## Your goal
Locate the line that contains "Extract the structured". Retype it and every line after it to the end of the records, exactly, but not the pictures.

## Entries supplied
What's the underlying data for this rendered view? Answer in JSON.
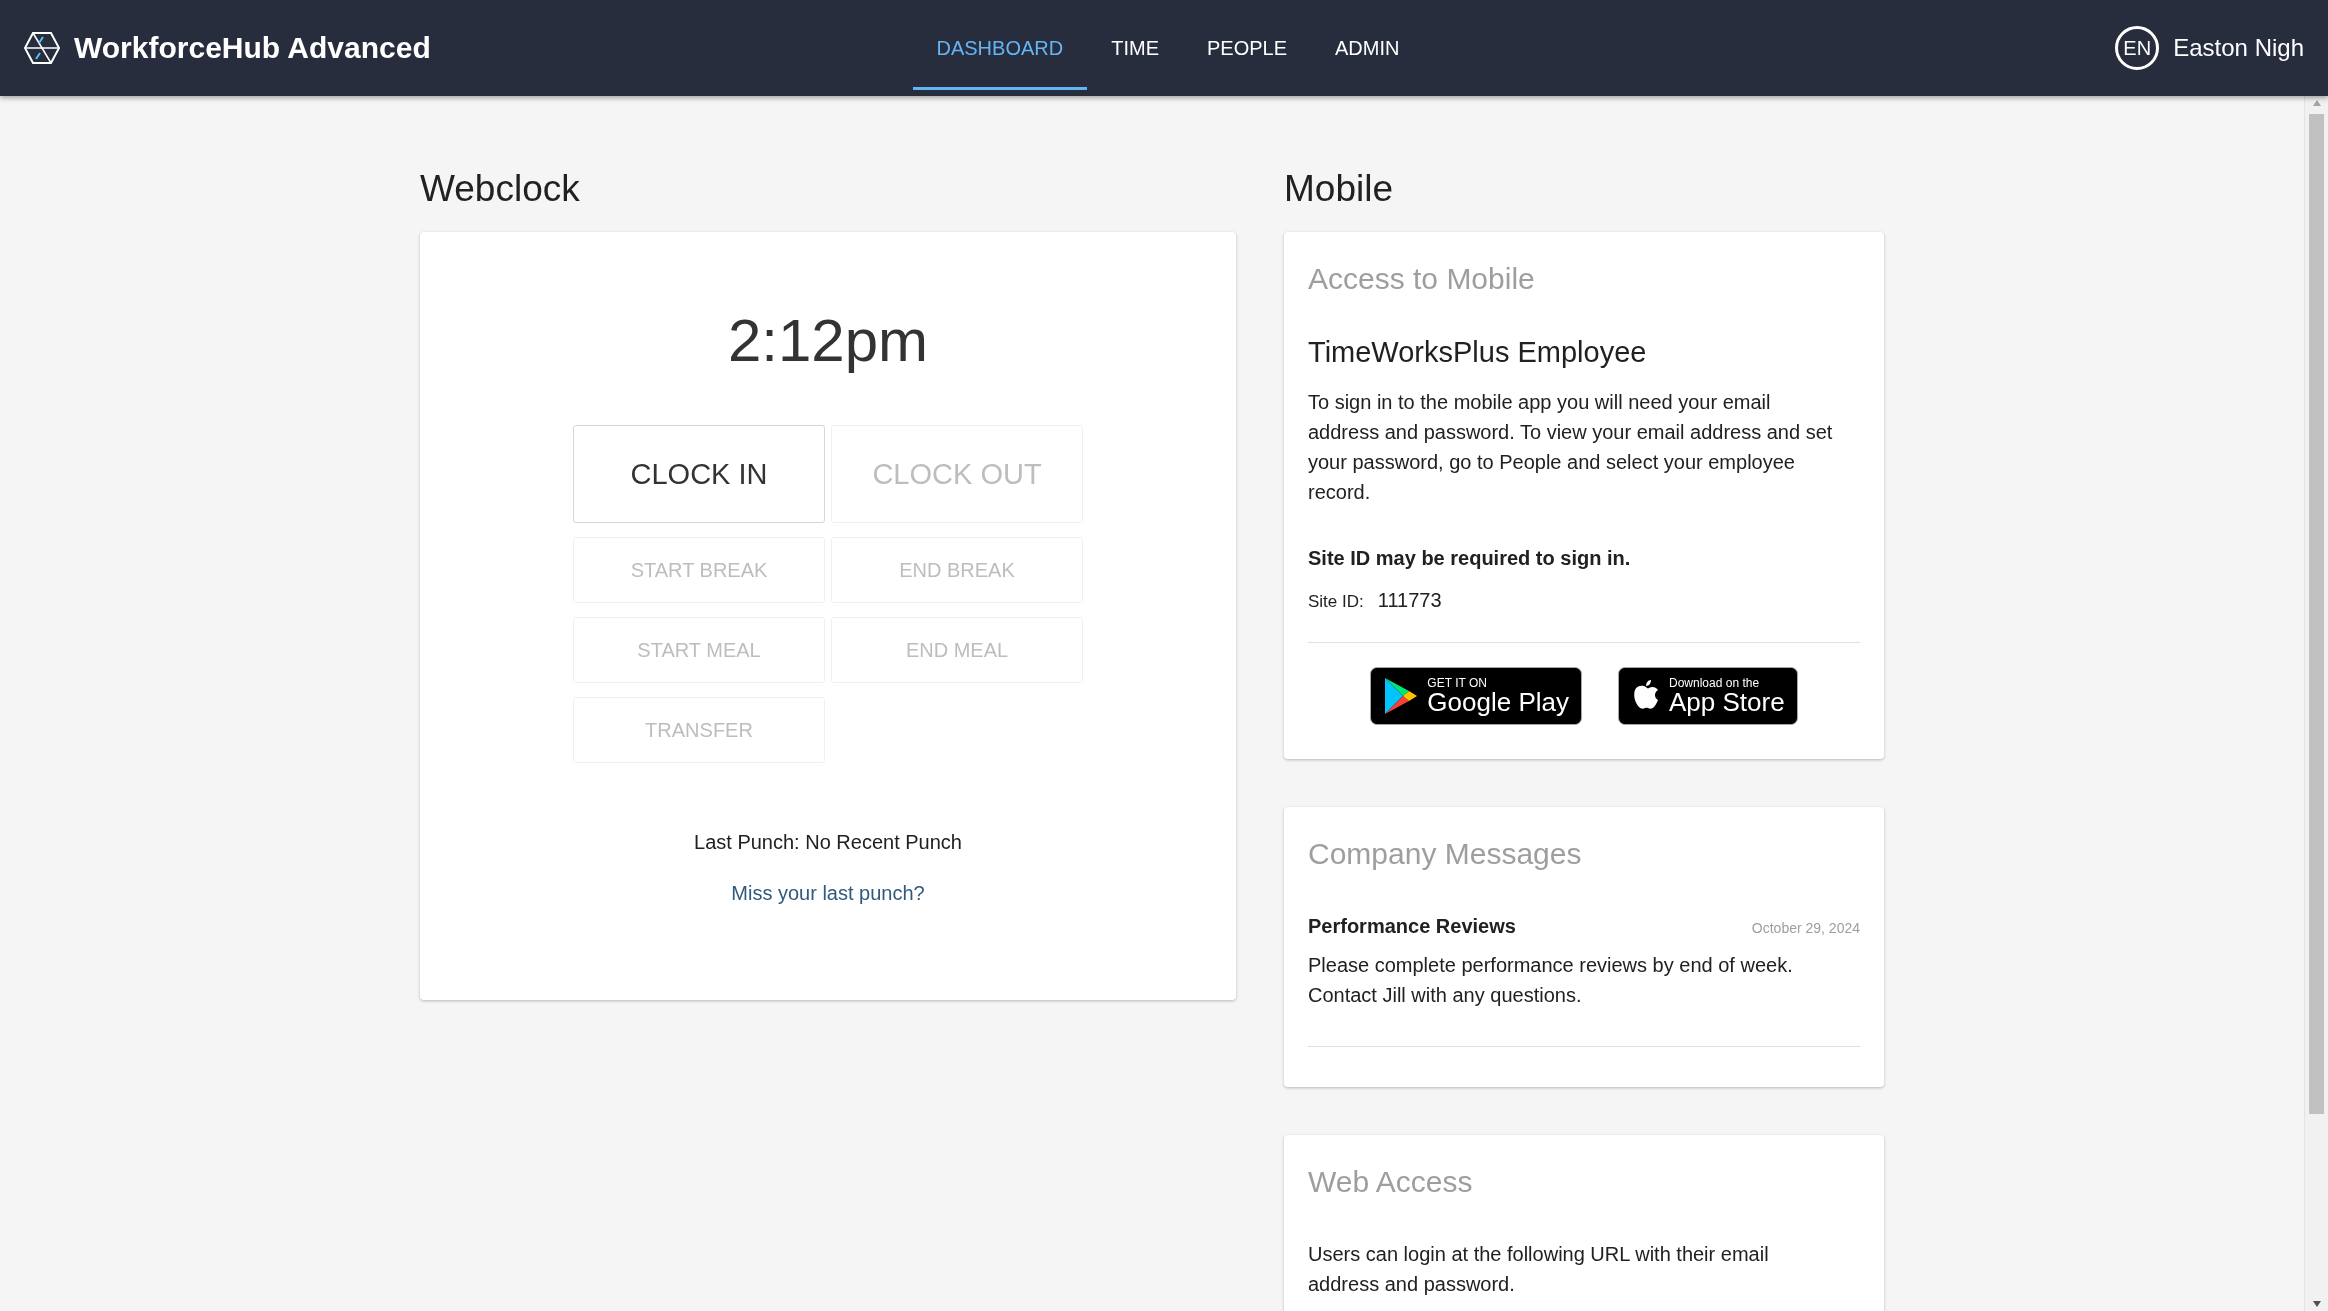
{
  "header": {
    "brand": "WorkforceHub Advanced",
    "nav": [
      {
        "label": "DASHBOARD",
        "selected": true
      },
      {
        "label": "TIME",
        "selected": false
      },
      {
        "label": "PEOPLE",
        "selected": false
      },
      {
        "label": "ADMIN",
        "selected": false
      }
    ],
    "user": {
      "initials": "EN",
      "name": "Easton Nigh"
    }
  },
  "webclock": {
    "title": "Webclock",
    "time": "2:12pm",
    "buttons": [
      {
        "label": "CLOCK IN",
        "kind": "large",
        "disabled": false
      },
      {
        "label": "CLOCK OUT",
        "kind": "large",
        "disabled": true
      },
      {
        "label": "START BREAK",
        "kind": "small",
        "disabled": true
      },
      {
        "label": "END BREAK",
        "kind": "small",
        "disabled": true
      },
      {
        "label": "START MEAL",
        "kind": "small",
        "disabled": true
      },
      {
        "label": "END MEAL",
        "kind": "small",
        "disabled": true
      },
      {
        "label": "TRANSFER",
        "kind": "small",
        "disabled": true
      }
    ],
    "last_punch": "Last Punch: No Recent Punch",
    "missed_link": "Miss your last punch?"
  },
  "mobile": {
    "title": "Mobile",
    "card_title": "Access to Mobile",
    "app_name": "TimeWorksPlus Employee",
    "description": "To sign in to the mobile app you will need your email address and password. To view your email address and set your password, go to People and select your employee record.",
    "site_note": "Site ID may be required to sign in.",
    "site_id_label": "Site ID:",
    "site_id": "111773",
    "badges": [
      {
        "kind": "google",
        "small": "GET IT ON",
        "big": "Google Play"
      },
      {
        "kind": "apple",
        "small": "Download on the",
        "big": "App Store"
      }
    ]
  },
  "company_messages": {
    "title": "Company Messages",
    "messages": [
      {
        "title": "Performance Reviews",
        "date": "October 29, 2024",
        "body": "Please complete performance reviews by end of week. Contact Jill with any questions."
      }
    ]
  },
  "web_access": {
    "title": "Web Access",
    "body": "Users can login at the following URL with their email address and password."
  }
}
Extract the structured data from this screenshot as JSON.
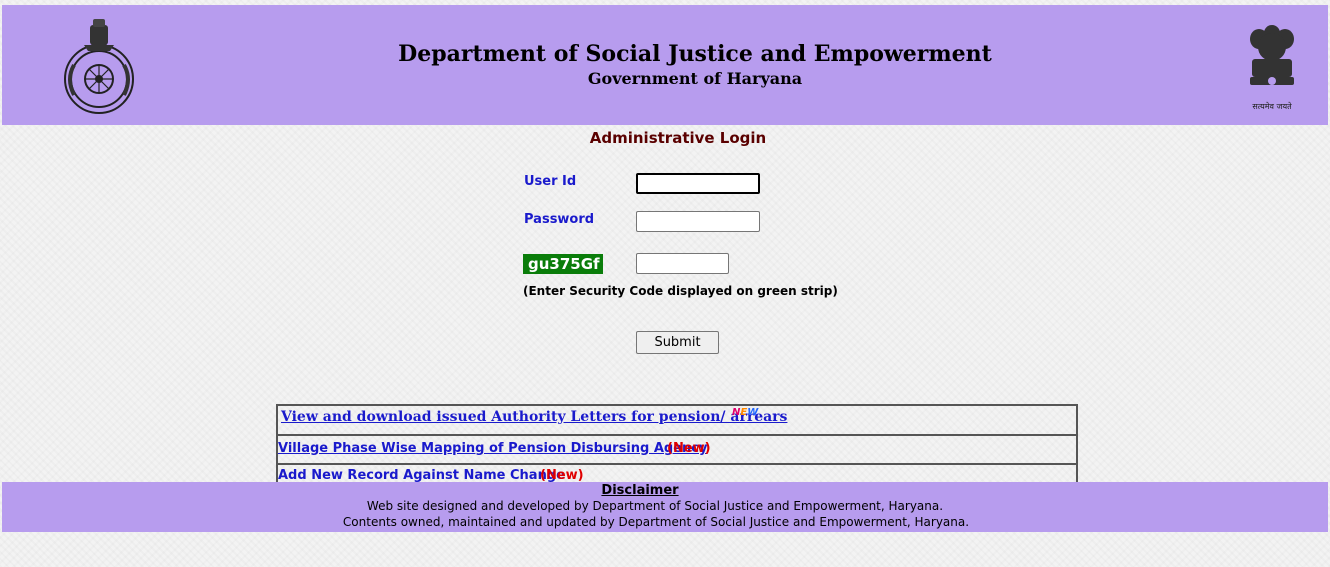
{
  "header": {
    "title": "Department of Social Justice and Empowerment",
    "subtitle": "Government of Haryana",
    "left_logo": "haryana-state-emblem",
    "right_logo": "national-emblem-ashoka-lion",
    "right_logo_motto": "सत्यमेव जयते",
    "background_color": "#b79cee"
  },
  "login": {
    "heading": "Administrative Login",
    "user_id_label": "User Id",
    "user_id_value": "",
    "password_label": "Password",
    "password_value": "",
    "captcha_code": "gu375Gf",
    "captcha_color": "#0a7d0a",
    "security_code_value": "",
    "hint": "(Enter Security Code displayed on green strip)",
    "submit_label": "Submit"
  },
  "links": [
    {
      "text": "View and download issued Authority Letters for pension/ arrears ",
      "badge": "NEW"
    },
    {
      "text": "Village Phase Wise Mapping of Pension Disbursing Agency",
      "badge": " (New)"
    },
    {
      "text": "Add New Record Against Name Change",
      "badge": "(New)"
    }
  ],
  "footer": {
    "disclaimer": "Disclaimer",
    "line1": "Web site designed and developed by Department of Social Justice and Empowerment, Haryana.",
    "line2": "Contents owned, maintained and updated by Department of Social Justice and Empowerment, Haryana."
  }
}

## Answer section
Extract the structured data from this screenshot as JSON.
{
  "header": {
    "title": "Department of Social Justice and Empowerment",
    "subtitle": "Government of Haryana",
    "left_logo": "haryana-state-emblem",
    "right_logo": "national-emblem-ashoka-lion",
    "right_logo_motto": "सत्यमेव जयते",
    "background_color": "#b79cee"
  },
  "login": {
    "heading": "Administrative Login",
    "user_id_label": "User Id",
    "user_id_value": "",
    "password_label": "Password",
    "password_value": "",
    "captcha_code": "gu375Gf",
    "captcha_color": "#0a7d0a",
    "security_code_value": "",
    "hint": "(Enter Security Code displayed on green strip)",
    "submit_label": "Submit"
  },
  "links": [
    {
      "text": "View and download issued Authority Letters for pension/ arrears ",
      "badge": "NEW"
    },
    {
      "text": "Village Phase Wise Mapping of Pension Disbursing Agency",
      "badge": " (New)"
    },
    {
      "text": "Add New Record Against Name Change",
      "badge": "(New)"
    }
  ],
  "footer": {
    "disclaimer": "Disclaimer",
    "line1": "Web site designed and developed by Department of Social Justice and Empowerment, Haryana.",
    "line2": "Contents owned, maintained and updated by Department of Social Justice and Empowerment, Haryana."
  }
}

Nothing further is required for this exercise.